CASE DIGEST: Ngei Multi-Purpose vs. Ronquillo

G.R. No. 184950 : October 11, 2012




On March 7, 1990, petitioner NGEI Multi-Purpose Cooperative Inc. (NGEI Coop) leased to respondent Filipinas Palmoil Plantation, Inc. (FPPI) an agricultural land for palm oil plantations commencing on September 27, 1988 and ending on December 31, 2007. Under the lease agreement, FPPI shall pay NGEI Coop a yearly fixed rental of ₱635.00 per hectare.

On January 29, 1998, the parties executed an Addendum to the Lease Agreement (Addendum) which provided for the extension of the lease contract for another 25 years from January 1, 2008 to December 2032. The Addendum was signed by Antonio Dayday, Chairman of the NGEI Coop, and respondent Dennis Villareal, the President of FPPI. The annual lease rental remained at ₱635.00 per hectare, but the package of economic benefits for the bona fide members of NGEI Coop was amended and increased.
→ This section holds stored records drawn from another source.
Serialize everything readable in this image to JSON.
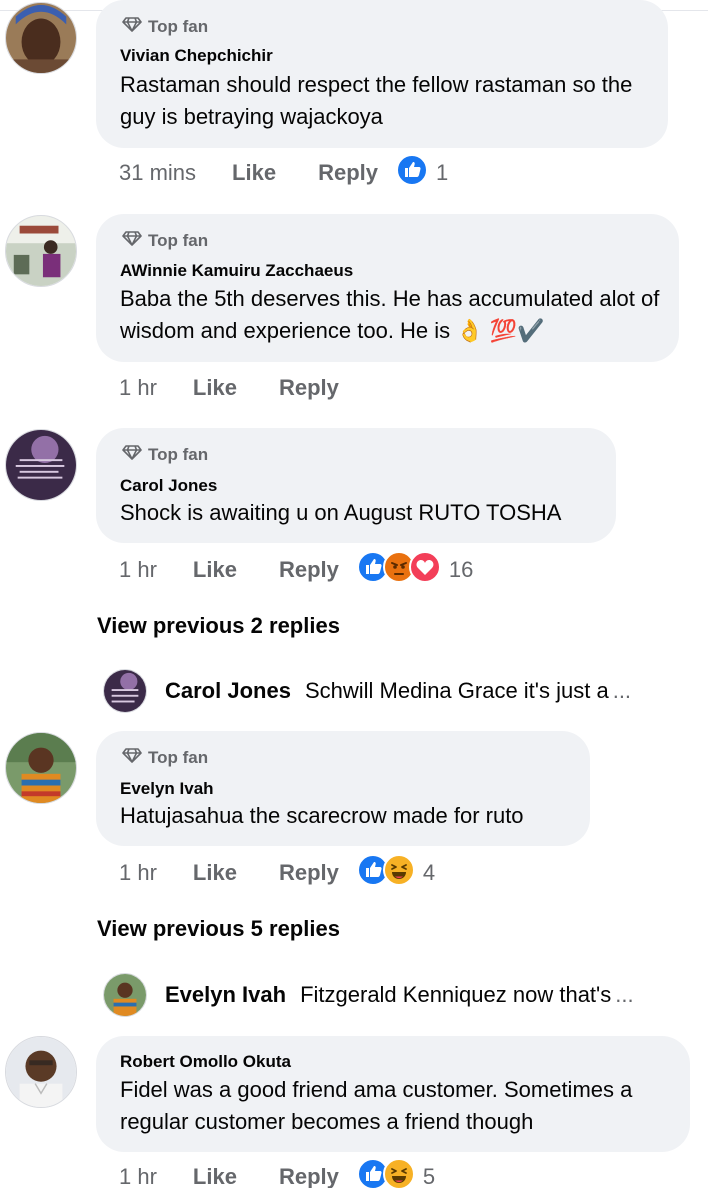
{
  "comments": [
    {
      "badge": "Top fan",
      "author": "Vivian Chepchichir",
      "text": "Rastaman should respect the fellow rastaman so the guy is betraying wajackoya",
      "time": "31 mins",
      "like": "Like",
      "reply": "Reply",
      "reactions": [
        "like"
      ],
      "reaction_count": "1"
    },
    {
      "badge": "Top fan",
      "author": "AWinnie Kamuiru Zacchaeus",
      "text": "Baba the 5th deserves this. He has accumulated alot of wisdom and experience too. He is 👌 💯✔️",
      "time": "1 hr",
      "like": "Like",
      "reply": "Reply"
    },
    {
      "badge": "Top fan",
      "author": "Carol Jones",
      "text": "Shock is awaiting u on August RUTO TOSHA",
      "time": "1 hr",
      "like": "Like",
      "reply": "Reply",
      "reactions": [
        "like",
        "angry",
        "love"
      ],
      "reaction_count": "16",
      "view_previous": "View previous 2 replies",
      "reply_preview": {
        "author": "Carol Jones",
        "text": "Schwill Medina Grace it's just a",
        "more": "..."
      }
    },
    {
      "badge": "Top fan",
      "author": "Evelyn Ivah",
      "text": "Hatujasahua the scarecrow made for ruto",
      "time": "1 hr",
      "like": "Like",
      "reply": "Reply",
      "reactions": [
        "like",
        "haha"
      ],
      "reaction_count": "4",
      "view_previous": "View previous 5 replies",
      "reply_preview": {
        "author": "Evelyn Ivah",
        "text": "Fitzgerald Kenniquez now that's",
        "more": "..."
      }
    },
    {
      "author": "Robert Omollo Okuta",
      "text": "Fidel was a good friend ama customer. Sometimes a regular customer becomes a friend though",
      "time": "1 hr",
      "like": "Like",
      "reply": "Reply",
      "reactions": [
        "like",
        "haha"
      ],
      "reaction_count": "5"
    }
  ],
  "colors": {
    "bubble_bg": "#f0f2f5",
    "secondary_text": "#65676b",
    "primary_text": "#050505",
    "like_blue": "#1877f2",
    "love_red": "#f33e58",
    "angry_orange": "#e9710f",
    "haha_yellow": "#f7b125"
  }
}
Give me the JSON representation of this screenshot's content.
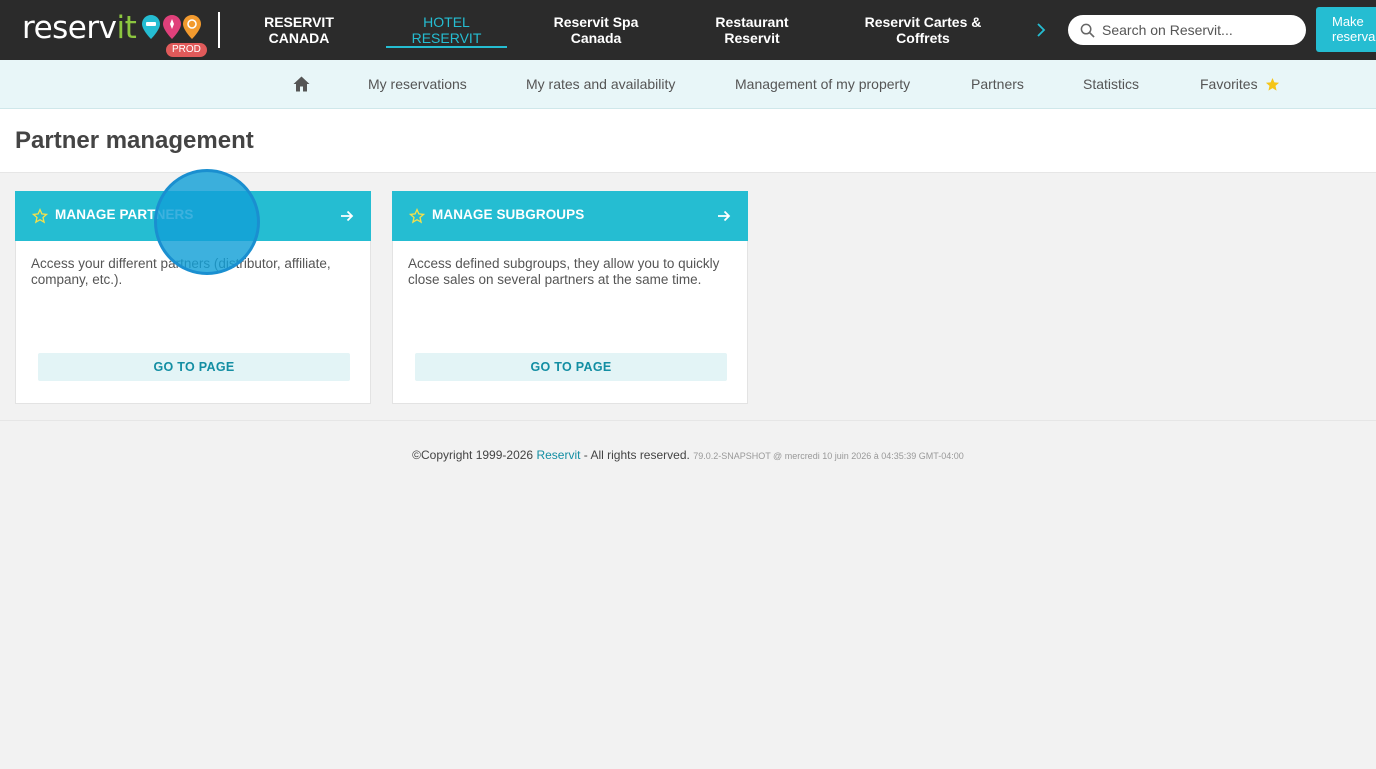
{
  "header": {
    "logo_text_main": "reserv",
    "logo_text_accent": "it",
    "env_badge": "PROD",
    "tabs": [
      {
        "label": "RESERVIT\nCANADA",
        "active": false
      },
      {
        "label": "HOTEL\nRESERVIT",
        "active": true
      },
      {
        "label": "Reservit Spa\nCanada",
        "active": false
      },
      {
        "label": "Restaurant\nReservit",
        "active": false
      },
      {
        "label": "Reservit Cartes &\nCoffrets",
        "active": false
      }
    ],
    "next_icon": "chevron-right-icon",
    "search_placeholder": "Search on Reservit...",
    "make_button": "Make\nreserva"
  },
  "subnav": {
    "home_icon": "home-icon",
    "items": [
      "My reservations",
      "My rates and availability",
      "Management of my property",
      "Partners",
      "Statistics",
      "Favorites"
    ]
  },
  "page": {
    "title": "Partner management"
  },
  "cards": [
    {
      "title": "MANAGE PARTNERS",
      "description": "Access your different partners (distributor, affiliate, company, etc.).",
      "button": "GO TO PAGE"
    },
    {
      "title": "MANAGE SUBGROUPS",
      "description": "Access defined subgroups, they allow you to quickly close sales on several partners at the same time.",
      "button": "GO TO PAGE"
    }
  ],
  "footer": {
    "copyright": "©Copyright 1999-2026",
    "brand": "Reservit",
    "rights": "- All rights reserved.",
    "version": "79.0.2-SNAPSHOT @ mercredi 10 juin 2026 à 04:35:39 GMT-04:00"
  },
  "colors": {
    "topbar": "#2b2b2b",
    "accent": "#25bdd2",
    "subnav_bg": "#e8f6f8",
    "star": "#f5c518",
    "page_bg": "#f2f2f2"
  }
}
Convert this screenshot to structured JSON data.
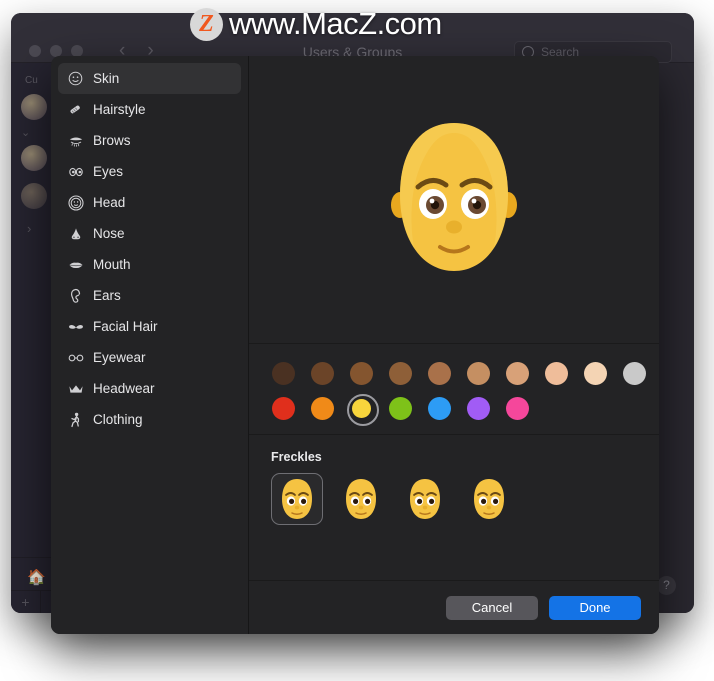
{
  "watermark": {
    "logo_letter": "Z",
    "text": "www.MacZ.com"
  },
  "background_window": {
    "title": "Users & Groups",
    "traffic_lights": [
      "close",
      "minimize",
      "zoom"
    ],
    "nav": {
      "back": "‹",
      "forward": "›"
    },
    "search": {
      "placeholder": "Search",
      "value": ""
    },
    "sidebar": {
      "group_label": "Cu",
      "chevron": "⌄",
      "disclosure": "›",
      "home_icon": "home-icon",
      "add_label": "+",
      "lock_icon": "lock-icon"
    },
    "help_label": "?"
  },
  "sheet": {
    "categories": [
      {
        "label": "Skin",
        "icon": "face-icon",
        "selected": true
      },
      {
        "label": "Hairstyle",
        "icon": "comb-icon",
        "selected": false
      },
      {
        "label": "Brows",
        "icon": "eyebrow-icon",
        "selected": false
      },
      {
        "label": "Eyes",
        "icon": "eyes-icon",
        "selected": false
      },
      {
        "label": "Head",
        "icon": "head-icon",
        "selected": false
      },
      {
        "label": "Nose",
        "icon": "nose-icon",
        "selected": false
      },
      {
        "label": "Mouth",
        "icon": "mouth-icon",
        "selected": false
      },
      {
        "label": "Ears",
        "icon": "ear-icon",
        "selected": false
      },
      {
        "label": "Facial Hair",
        "icon": "mustache-icon",
        "selected": false
      },
      {
        "label": "Eyewear",
        "icon": "glasses-icon",
        "selected": false
      },
      {
        "label": "Headwear",
        "icon": "crown-icon",
        "selected": false
      },
      {
        "label": "Clothing",
        "icon": "person-icon",
        "selected": false
      }
    ],
    "preview": {
      "name": "memoji-preview",
      "skin_color": "#f5c342"
    },
    "skin_tones": {
      "row1": [
        {
          "color": "#4a3122",
          "selected": false
        },
        {
          "color": "#6b4428",
          "selected": false
        },
        {
          "color": "#84552f",
          "selected": false
        },
        {
          "color": "#8e5f38",
          "selected": false
        },
        {
          "color": "#a9714a",
          "selected": false
        },
        {
          "color": "#c58f62",
          "selected": false
        },
        {
          "color": "#d8a178",
          "selected": false
        },
        {
          "color": "#efbd9a",
          "selected": false
        },
        {
          "color": "#f4d4b4",
          "selected": false
        },
        {
          "color": "#c9c9c9",
          "selected": false
        }
      ],
      "row2": [
        {
          "color": "#e02f1c",
          "selected": false
        },
        {
          "color": "#f08a18",
          "selected": false
        },
        {
          "color": "#f8d53c",
          "selected": true
        },
        {
          "color": "#7ec219",
          "selected": false
        },
        {
          "color": "#2d9cf5",
          "selected": false
        },
        {
          "color": "#a15cf5",
          "selected": false
        },
        {
          "color": "#f5479b",
          "selected": false
        }
      ]
    },
    "freckles": {
      "title": "Freckles",
      "options": [
        {
          "name": "freckles-none",
          "selected": true
        },
        {
          "name": "freckles-light",
          "selected": false
        },
        {
          "name": "freckles-medium",
          "selected": false
        },
        {
          "name": "freckles-heavy",
          "selected": false
        }
      ]
    },
    "footer": {
      "cancel_label": "Cancel",
      "done_label": "Done"
    }
  }
}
On June 20, 2002, NGEI Coop and petitioner Hernancito Ronquillo filed a complaint for the nullification of the lease agreements before the DARAB. NGEI Coop alleged, among others, that the Addendum was null and void because the stipulated yearly lease rental of ₱635.00 per hectare was unconscionable. The Regional Adjudicator dismissed the complaint. On appeal, the DARAB Central Office upheld the Regional Adjudicator.

The CA sustained the validity of the Addendum based on the principle of mutuality of contracts wherein the parties were bound by the terms and conditions unequivocally expressed in the Addendum which was the law between them. Hence, NGEI Coop and Ronquillo interposed the present petition.

ISSUE: Whether or not the terms and conditions of the Addendum are binding to the parties?

HELD: The Court finds the petition bereft of merit.

CIVIL LAW: principle of mutuality of contracts

The Court understands the predicament of these farmer-beneficiaries of NGEI Coop.Under the prevailing circumstances, however, it cannot save them from the consequences of the binding lease agreement, the Addendum.The petitioners, having freely and willingly entered into the Addendum with FPPI, cannot and should not now be permitted to renege on their compliance under it, based on the supposition that its terms are unconscionable. The contract must bind both contracting parties; its validity or compliance cannot be left to the will of one of them.

It is basic that a contract is the law between the parties. Obligations arising from contracts have the force of law between the contracting parties and should be complied with in good faith. Unless the stipulations in a contract are contrary to law, morals, good customs, public order or public policy, the same are binding as between the parties. The petitioners failed to show that the Addendums stipulated rental rates and economic benefits violated any law or public policy.

Petition is DENIED.